I would guess the Walls chapel has a capacity of 200, but for crowd control, only 80 “offenders” – as their nametags declare them to be – are allowed in. Chaplain Francis brought me a jug of water, and we went over the uncomplicated “order of service”: three songs and then me. And the service started.
Prison chapel worship was led by a choir of 8 men. There was also a guy on keyboard, a lead guitarist and a drummer. The music elevated me. Now, I can’t remember the name or the melody of the first song, but I remember the chorus: one word…Jesus. All the songs were slow and swinging, smooth jazz like, and nothing like what I’m accustomed to in the worship that I’m regularly exposed to. A couple of years ago, I baptized about 15 prisoners, testimonies and everything, and the prison choir showed up to sing us through. Oh, happy day…
The second song we sang on Saturday was Kirk Franklin’s “Silver and Gold.” A great song, but what I remember most was the solo that one man sang:
Woke up this morning, feelin’ kinda down,
Then I called my best friend; he could not be found.
Then I called Jesus…
He sang this particular part at two different places in the song, but I could never get the next line, because when he said, “Jesus,” the place erupted…both times. Suffice it to say that the overall sense was joy, O so good.
We closed up with Curtis Mayfield’s “People Get Ready, There’s a Train a Comin’.”
You don’t need no baggage
You just get on board
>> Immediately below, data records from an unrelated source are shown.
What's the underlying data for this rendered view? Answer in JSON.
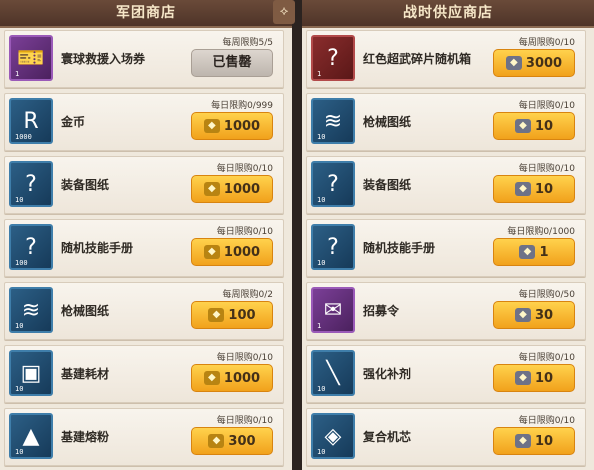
{
  "left_panel": {
    "title": "军团商店",
    "items": [
      {
        "name": "寰球救援入场券",
        "limit": "每周限购5/5",
        "quantity": "1",
        "sold_out": true,
        "button_label": "已售罄",
        "price": "",
        "icon": "ticket-icon",
        "tier": "purple"
      },
      {
        "name": "金币",
        "limit": "每日限购0/999",
        "quantity": "1000",
        "sold_out": false,
        "button_label": "",
        "price": "1000",
        "icon": "gold-coin-icon",
        "tier": "blue"
      },
      {
        "name": "装备图纸",
        "limit": "每日限购0/10",
        "quantity": "10",
        "sold_out": false,
        "button_label": "",
        "price": "1000",
        "icon": "equipment-blueprint-icon",
        "tier": "blue"
      },
      {
        "name": "随机技能手册",
        "limit": "每日限购0/10",
        "quantity": "100",
        "sold_out": false,
        "button_label": "",
        "price": "1000",
        "icon": "skill-manual-icon",
        "tier": "blue"
      },
      {
        "name": "枪械图纸",
        "limit": "每周限购0/2",
        "quantity": "10",
        "sold_out": false,
        "button_label": "",
        "price": "100",
        "icon": "firearm-blueprint-icon",
        "tier": "blue"
      },
      {
        "name": "基建耗材",
        "limit": "每日限购0/10",
        "quantity": "10",
        "sold_out": false,
        "button_label": "",
        "price": "1000",
        "icon": "construction-material-icon",
        "tier": "blue"
      },
      {
        "name": "基建熔粉",
        "limit": "每日限购0/10",
        "quantity": "10",
        "sold_out": false,
        "button_label": "",
        "price": "300",
        "icon": "construction-powder-icon",
        "tier": "blue"
      }
    ]
  },
  "right_panel": {
    "title": "战时供应商店",
    "items": [
      {
        "name": "红色超武碎片随机箱",
        "limit": "每周限购0/10",
        "quantity": "1",
        "price": "3000",
        "icon": "red-weapon-chest-icon",
        "tier": "red"
      },
      {
        "name": "枪械图纸",
        "limit": "每日限购0/10",
        "quantity": "10",
        "price": "10",
        "icon": "firearm-blueprint-icon",
        "tier": "blue"
      },
      {
        "name": "装备图纸",
        "limit": "每日限购0/10",
        "quantity": "10",
        "price": "10",
        "icon": "equipment-blueprint-icon",
        "tier": "blue"
      },
      {
        "name": "随机技能手册",
        "limit": "每日限购0/1000",
        "quantity": "10",
        "price": "1",
        "icon": "skill-manual-icon",
        "tier": "blue"
      },
      {
        "name": "招募令",
        "limit": "每日限购0/50",
        "quantity": "1",
        "price": "30",
        "icon": "recruit-order-icon",
        "tier": "purple"
      },
      {
        "name": "强化补剂",
        "limit": "每日限购0/10",
        "quantity": "10",
        "price": "10",
        "icon": "enhancement-syringe-icon",
        "tier": "blue"
      },
      {
        "name": "复合机芯",
        "limit": "每日限购0/10",
        "quantity": "10",
        "price": "10",
        "icon": "composite-core-icon",
        "tier": "blue"
      }
    ]
  },
  "colors": {
    "panel_bg": "#efe8dc",
    "header_bg": "#5c3f31",
    "buy_button": "#ffc83a",
    "sold_button": "#cfc7bf"
  }
}
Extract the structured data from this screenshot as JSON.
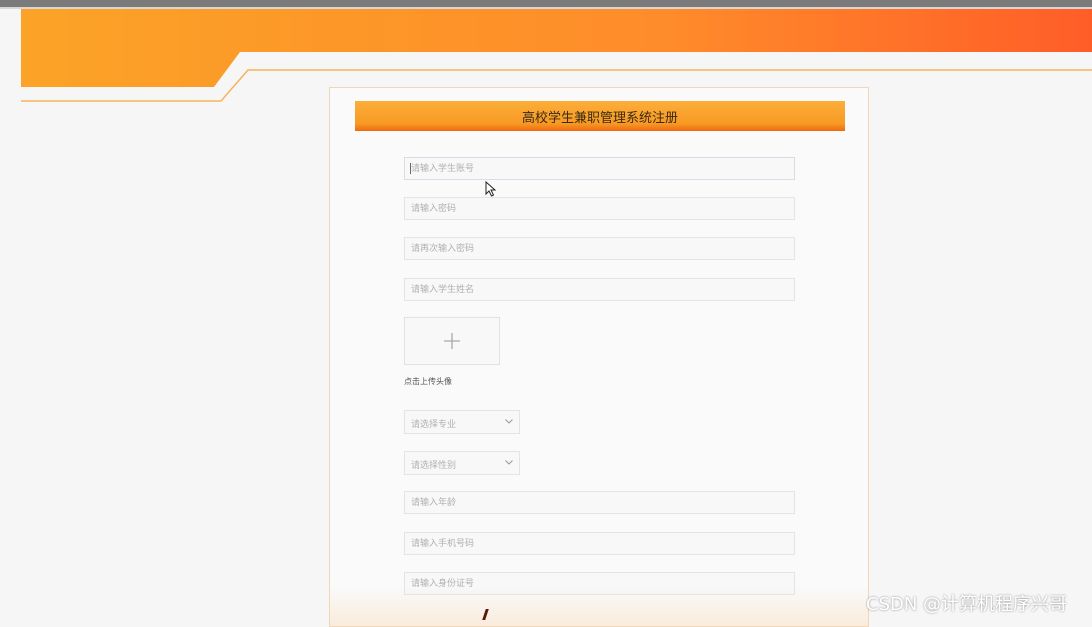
{
  "page": {
    "title": "高校学生兼职管理系统注册"
  },
  "form": {
    "fields": [
      {
        "name": "student-account",
        "placeholder": "请输入学生账号"
      },
      {
        "name": "password",
        "placeholder": "请输入密码"
      },
      {
        "name": "confirm-password",
        "placeholder": "请再次输入密码"
      },
      {
        "name": "student-name",
        "placeholder": "请输入学生姓名"
      },
      {
        "name": "age",
        "placeholder": "请输入年龄"
      },
      {
        "name": "phone",
        "placeholder": "请输入手机号码"
      },
      {
        "name": "id-card",
        "placeholder": "请输入身份证号"
      }
    ],
    "upload": {
      "icon": "plus-icon",
      "label": "点击上传头像"
    },
    "selects": {
      "major": {
        "placeholder": "请选择专业",
        "icon": "chevron-down-icon"
      },
      "gender": {
        "placeholder": "请选择性别",
        "icon": "chevron-down-icon"
      }
    }
  },
  "watermark": "CSDN @计算机程序兴哥",
  "colors": {
    "accent_orange": "#f79a24",
    "accent_red_orange": "#ff5a28",
    "title_text": "#3a2a12"
  }
}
All you need is faith
To hear diesels humming
You don’t need no ticket
You just thank the Lord
I’ve got baggage, so to speak, but I love that I don’t need a ticket. Thank you, Lord.
Then it was time to preach, which went fine, if I can say so. Preaching at the prison chapel, of course, is different than preaching at Edgewood because…well, let’s just say that there is a lot of audience participation. You might call it a team sport. Can I get an Amen? Every so often when I’m preaching at Edgewood, we get a visitor or someone who will say “Amen” as I preach. It’s okay, of course, as long as they “Amen” with the right timing. Not just anyone can “Amen,” you know; there is a rhythm to it. And if you’re gonna help the preacher, you got to do it right. The timing was ON Saturday afternoon, and the men helped me preach the same message I delivered to our church at Easter – the parable of the man who was forgiven much but who himself refused to forgive: The Lesson: Forgiveness always involves suffering. Hence, the cross. When I understand how Jesus has suffered for me, I am naturally willing to suffer to forgive the debts of others.
Afterwards I got to the back and shook a number of hands. The men “glorified the worm” and then headed back to their cells. And then it was time for Chaplain Francis to walk me out through the many doors and bars…to freedom. I dropped by to see my family serving at a Piggly Wiggly brat fry, and headed back to my office a mile or so away. I had to finish a sermon for a whole different set of folks who would be coming to Edgewood at 5:30 that night.
My brief afternoon with the inmates of Waupun Correctional Institution was over. We only spent an hour in one another’s company, but I’m hoping that, at least with many of these men, one day…we will spend eternity together.
(This is a repost from May of 2012)